As Christmas nears, it’s natural to want to experience the spirit of the season, and that usually means visiting a place that is festooned with Christmas trees, garland, twinkling lights, and frosted storefronts. In other words, it means visiting a traditional downtown, and Matthias Leyrer suggests why that is:
The architectural beauty and community space found in classic American downtowns is far superior to what we build now. Streets lined with structures designed to last centuries highlight traditions of generations past. This connection to history is an essential part of creating a community, especially during Christmas when old buildings are made to sparkle and shimmer, sharing the holiday cheer as they have for decades.
But it’s not just about history and tradition. Classic cities are built for humans and beget human interactions. So while you’re busy with holiday shopping and appointments, you’ll be out walking among other people, following the advice of A Holly Jolly Christmas as you “say hello to friends you know and everyone you meet.”
The traditional cities that are sung about in our Christmas music don’t just highlight the spirit of the holiday, they create it. They make us take things slower. They get us walking amidst the lights and decorations on the buildings. They put us on the street, interacting with the other people enjoying the Christmas atmosphere. They are part of the season itself—free and welcoming to all.
For so many families around the country, Christmas is still rooted in tradition. Whether it be meals, songs, events, or the simple act of being together, it is a time where we turn our eyes to our family and acquaintances. Many people work hard to instill their Christmas traditions in their children. Why not ask the same thing of our cities? Do we want our children to associate Christmas with spending hours at the mall or lazily clicking through Amazon? Or do we want them to realize that our physical structures can be part of their heritage and have a lasting impact for generations?
As we deemphasize the role of the cityscape in our lives, we remain giddy about decorating our own houses with images of traditional community. People spend hundreds of dollars on ceramic models of Christmas villages with corner stores, decorated public squares, and open-air Christmas markets. They hang Thomas Kinkade paintings of brightly lit villages on a snowy evening. None of this imagery depicts giant retail stores, neon signs, or vast parking lots. Imagine how ghastly a ceramic model of WalMart or Toys ‘R Us would look perched upon a piano at Christmas time. Yet these are the buildings our city governments often support with generous tax credits.
Some conservatives will dismiss these reactions to the contemporary retail landscape as mere nostalgia: Big-box stores are good and in keeping with the creative destruction of capitalism.

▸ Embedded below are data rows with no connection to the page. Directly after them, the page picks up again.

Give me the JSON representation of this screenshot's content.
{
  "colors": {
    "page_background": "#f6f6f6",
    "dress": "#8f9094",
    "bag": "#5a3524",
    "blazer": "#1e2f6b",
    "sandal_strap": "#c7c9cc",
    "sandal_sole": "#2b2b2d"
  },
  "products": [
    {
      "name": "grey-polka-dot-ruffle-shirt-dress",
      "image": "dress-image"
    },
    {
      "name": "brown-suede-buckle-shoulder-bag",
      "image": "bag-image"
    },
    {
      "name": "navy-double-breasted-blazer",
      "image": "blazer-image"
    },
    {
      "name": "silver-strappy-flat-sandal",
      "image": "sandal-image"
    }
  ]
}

Likewise, they might claim that our downtowns fail because they aren’t competitive, and traditionally patterned cities are “not what the market wants.” Such naysayers appear tone deaf to the idea that conservatism might also balance these concerns with the preservation of beauty, place, or tradition.
There is no question that our built environment underscores the idea that as a community feast day, Christmas is no longer important. Our poorly constructed cities are encouraged to overconsume, while the lack of quality public space has eroded our sense of community. The charm of Christmas now only lives in black-and-white movies, where it harkens back to a time and place that people have forgotten how to build. We’ve lost the “Main Street” that made it possible to frame public celebrations and holidays. Is Christmas now limited to plastic trees and lights in the front yard that we put up haphazardly because it’s the social norm?
As you run your errands this holiday season, pay attention to your surroundings. Ask yourself if these built environments are really emblematic of the “greatest nation on earth” or if they serve the purpose of interests—Wall Street and global corporations—not in line with your own best interests and those of your community. We vote with our pocketbooks. If enough of us reject the seeming enticements of the malls and strip centers, we can restore a more humane holiday season. Instead of bumper-to-bumper traffic, cold parking lots, and sterile big-box stores, you might again have a place where you can tell that it is indeed beginning to look a lot like Christmas.
Global capitalism, to a large degree, seems almost necessarily to corrode culture in order to expand markets in an efficient way. But community life, and sacred times like Advent and Christmastime that only people in community can experience meaningfully, need physical place to be distinctive and real, rather than derivative and abstract, in order to be healthy.